Apply sunscreen liberally: Apply one ounce of sunscreen (about the size of a ping-pong ball) to every part of your body exposed to the sun. Don't forget the ears, feet and behind the neck. Your skin can take up to 30 minutes to absorb sunscreen, so be sure  to apply it about 30 minutes before going outside. 


Remember to reapply sunscreen: Once you're outdoors, reapply sunscreen every two hours, or more often if you're swimming or sweating. Even waterproof sunscreen loses its effectiveness due to humidity, perspiration, swimming and uneven application.


Wear lip balm: Apply lip balm with SPF 30 or higher and reapply it every two hours. 

Wear sunglasses with UV protection: Choose wrap-around sunglasses that absorb at least 99% of UV rays to protect your eyes and the skin around your eyes.


Wear a hat with a wide brim: The wide brim will shield your face, neck, ears and chest from the sun. Wear a hat that is tightly woven so the sun can't peek through. If you don't have a hat, carry a parasol made of a thick, dark-colored fabric.


Wear sun-protective clothing: The sun's rays can still burn you if you're wearing clothes. So wear special sun-protective swimsuits, shirts, shorts and jackets with a ultraviolet protection factor (UPF) as high as 50. If you can't find clothes with UPF, wear tightly woven, dark-colored fabrics.


Wear clothes that cover more of your skin: Leggings, long dresses, tunic tops, scarves and one-piece bathing suits can provide your body extra protection against the sun's UV-A and UV-B rays. 

Seek shade between 10:00 a.m. and 4:00 p.m.: This is when the sun’s ultraviolet rays are typically strongest.If you must be outdoors during this time, regularly seek shade.


Make a travel-size sun-safety kit: Create a travel size kit with all the items you need to keep your family sun-safe, including sunscreen with SPF 30 or higher, lip balm with SPF 15 or higher, a hat, long-sleeved shirt, and sunglasses with UV protection. Don’t leave home without it!


Never expose babies to direct sunlight: Shield them with protective clothing when out during the day. Sunscreens should not be applied to infants under six months of age.

Don’t use tanning beds: There's no such thing as a healthy tan. Tanning beds expose you to the same ultraviolet (UV) radiation as the sun and have been linked to the development of skin cancer.
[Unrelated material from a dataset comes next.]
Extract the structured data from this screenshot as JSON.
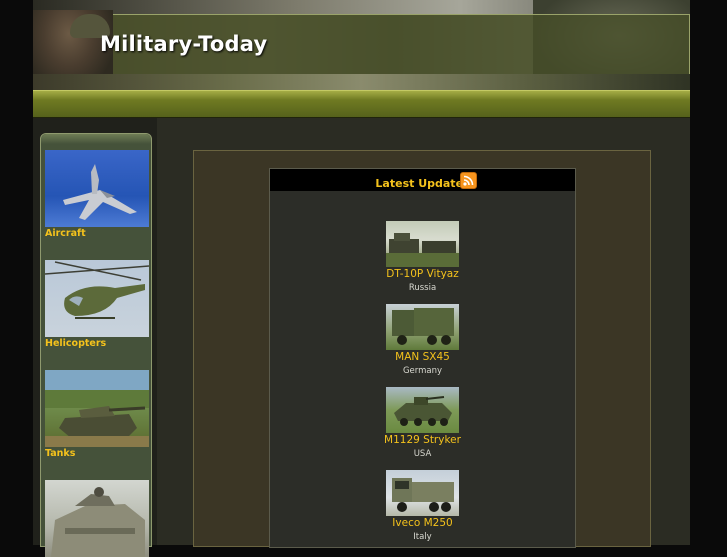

People who use tanning beds are significantly more likely to develop melanoma than those who don't. If you insist on darkening your skin, try safe self-tanning products.

Remember, unprotected skin can be damaged in as little as 15 minutes. So be sure to take precautions to protect your skin before you go out in the sun.